- Can we detect a password spraying attack?
- How would we respond to a password spraying attack if we detected it?
- What mitigations are in place to prevent a password spraying attack?
The following is required to detect password spraying:
- Domain Controller logs
- Centralized logging with correlation capabilities (SIEM, ELK, etc.)
The key to detecting password spraying is to monitor Windows Event ID: 4625 “Failed Login Attempt”. If an attacker is password spraying, a high number of these event IDs will be generated within a small window of time. Understanding your organization’s typical volume of these event IDs is crucial in determining the threshold to qualify as an atypical amount of failed login attempts. In addition to the overall volume of event IDs, the source IP for each login attempt can be observed. In some environments, a single IP address is never used by more than one user. With that baseline of typical use, more than one user failing to login from a single IP address likely indicates a password spraying attack.
Once a password spraying attack has been identified, the first step should be to block the source IP via ACLs or via DDOS protection systems if the attack is sourced from outside the network. If sourced from inside the network, the server or host should be taken off the network and forensically examined in such a way to maintain volatile memory artifacts.
Once the attack has been stopped, it is crucial to determine if the password spray was successful. To do this, filter the event logs from that IP address to see if there were any authentication successes (Event ID ‘4624’) and then reset those users’ passwords immediately. Another indicator of a password spraying attack is a high number of successful authentications using multiple user credentials from the same IP address.
One method of general mitigation is Geo IP Filtering. This technique blocks all foreign IPs from accessing the login page. This method is only applicable if employees of your organization do not travel internationally. Although this is not a true mitigation, since an attacker can simply use a non-foreign IP, it will reduce the overall volume of attempts.
A very effective mitigation technique is a strong password policy. Specifically, a minimum length of at least 12 characters, and password blacklisting, will greatly reduce the success of password spraying. Blacklisting common passwords such as “Spring2018!” or “Company123!” prevents users from having guessable passwords. Leverage the information provided from your annual penetration testing services to continuously improve your blacklist dictionary.
The most effective mitigation technique is multi-factor authentication. When properly implemented and configured, multi-factor authentication prevents at attacker from leveraging any credentials that were successfully sprayed. We strongly recommend that multi-factor authentication be implemented on all external facing resources, especially OWA and VPN.
Another technique to mitigate password spraying is to configure the observation window for failed login attempts to only reset upon successful login, instead of an interval of time. This will likely result in more account lockouts, but will prevent attackers from being able to spray within the observation window without building up failed login counts.
Take-away — How to be protected.
Password Spraying is one of the most prevalent and successful attack techniques being used today. As penetration testers, we utilize this technique frequently and it often results in unauthorized remote access for small and large organizations. Many of the mitigation steps listed above would have prevented that high level of remote access and therefore, became part of our recommendations to clients.
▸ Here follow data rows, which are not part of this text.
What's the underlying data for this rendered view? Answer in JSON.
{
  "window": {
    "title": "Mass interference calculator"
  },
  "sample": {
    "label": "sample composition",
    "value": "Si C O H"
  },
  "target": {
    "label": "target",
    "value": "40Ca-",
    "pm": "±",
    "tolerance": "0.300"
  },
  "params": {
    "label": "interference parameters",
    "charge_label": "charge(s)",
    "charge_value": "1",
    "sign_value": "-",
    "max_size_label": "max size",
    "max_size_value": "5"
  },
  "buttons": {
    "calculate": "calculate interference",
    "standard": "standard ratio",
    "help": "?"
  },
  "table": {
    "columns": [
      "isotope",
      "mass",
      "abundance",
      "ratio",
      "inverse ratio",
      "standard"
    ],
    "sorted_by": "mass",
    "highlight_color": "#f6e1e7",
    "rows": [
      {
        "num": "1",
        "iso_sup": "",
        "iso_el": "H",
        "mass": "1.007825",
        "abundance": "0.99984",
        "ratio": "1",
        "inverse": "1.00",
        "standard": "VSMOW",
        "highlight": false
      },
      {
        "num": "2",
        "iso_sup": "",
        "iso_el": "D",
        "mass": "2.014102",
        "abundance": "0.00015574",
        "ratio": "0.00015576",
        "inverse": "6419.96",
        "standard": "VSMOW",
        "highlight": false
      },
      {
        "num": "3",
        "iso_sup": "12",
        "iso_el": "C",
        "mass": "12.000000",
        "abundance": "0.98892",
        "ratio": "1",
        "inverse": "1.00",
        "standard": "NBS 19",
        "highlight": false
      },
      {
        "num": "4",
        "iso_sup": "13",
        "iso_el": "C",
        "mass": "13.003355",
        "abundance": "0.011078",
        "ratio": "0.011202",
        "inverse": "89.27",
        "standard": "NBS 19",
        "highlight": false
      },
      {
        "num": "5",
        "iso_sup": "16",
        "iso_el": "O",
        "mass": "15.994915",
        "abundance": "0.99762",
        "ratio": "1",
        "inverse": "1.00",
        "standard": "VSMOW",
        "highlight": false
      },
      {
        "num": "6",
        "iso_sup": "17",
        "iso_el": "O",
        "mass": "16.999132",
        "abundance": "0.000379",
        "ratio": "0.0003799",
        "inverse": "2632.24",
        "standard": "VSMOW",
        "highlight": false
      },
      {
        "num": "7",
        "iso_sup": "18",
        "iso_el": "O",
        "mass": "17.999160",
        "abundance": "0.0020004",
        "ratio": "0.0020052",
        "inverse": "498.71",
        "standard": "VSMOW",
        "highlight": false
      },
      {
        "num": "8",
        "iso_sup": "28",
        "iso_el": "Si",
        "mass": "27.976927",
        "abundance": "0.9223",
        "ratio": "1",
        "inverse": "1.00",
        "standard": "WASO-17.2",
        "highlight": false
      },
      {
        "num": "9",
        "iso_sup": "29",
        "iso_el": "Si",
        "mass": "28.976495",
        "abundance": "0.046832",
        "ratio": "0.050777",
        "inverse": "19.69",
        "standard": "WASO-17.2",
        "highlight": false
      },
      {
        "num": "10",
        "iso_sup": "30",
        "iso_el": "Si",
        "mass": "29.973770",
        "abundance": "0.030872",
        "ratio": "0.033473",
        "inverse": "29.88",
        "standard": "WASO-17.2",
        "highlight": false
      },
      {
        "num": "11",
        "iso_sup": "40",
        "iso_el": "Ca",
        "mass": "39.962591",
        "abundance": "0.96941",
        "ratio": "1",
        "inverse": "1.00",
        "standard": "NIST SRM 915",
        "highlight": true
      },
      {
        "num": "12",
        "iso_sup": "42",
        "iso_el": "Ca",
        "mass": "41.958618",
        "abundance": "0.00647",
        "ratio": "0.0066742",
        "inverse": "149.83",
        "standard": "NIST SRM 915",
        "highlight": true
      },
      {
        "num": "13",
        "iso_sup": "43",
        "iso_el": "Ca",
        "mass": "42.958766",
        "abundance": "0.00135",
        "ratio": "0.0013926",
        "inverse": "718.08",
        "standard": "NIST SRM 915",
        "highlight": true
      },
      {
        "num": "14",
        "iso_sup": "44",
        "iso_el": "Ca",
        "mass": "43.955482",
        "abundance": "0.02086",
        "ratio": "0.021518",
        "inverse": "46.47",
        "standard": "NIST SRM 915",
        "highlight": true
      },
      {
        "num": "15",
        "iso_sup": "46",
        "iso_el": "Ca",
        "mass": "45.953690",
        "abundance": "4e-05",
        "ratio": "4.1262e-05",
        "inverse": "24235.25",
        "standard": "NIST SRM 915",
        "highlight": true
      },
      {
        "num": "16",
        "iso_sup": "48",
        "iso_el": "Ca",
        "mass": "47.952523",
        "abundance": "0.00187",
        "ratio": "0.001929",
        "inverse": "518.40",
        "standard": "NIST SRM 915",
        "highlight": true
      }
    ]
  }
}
Don’t wait for your organization to fall victim to a password spraying attack. Be proactive and develop detection and mitigation capabilities before it’s too late. As always, feel free to reach out to Schneider Downs Cybersecurity Team for any and all cybersecurity-related questions.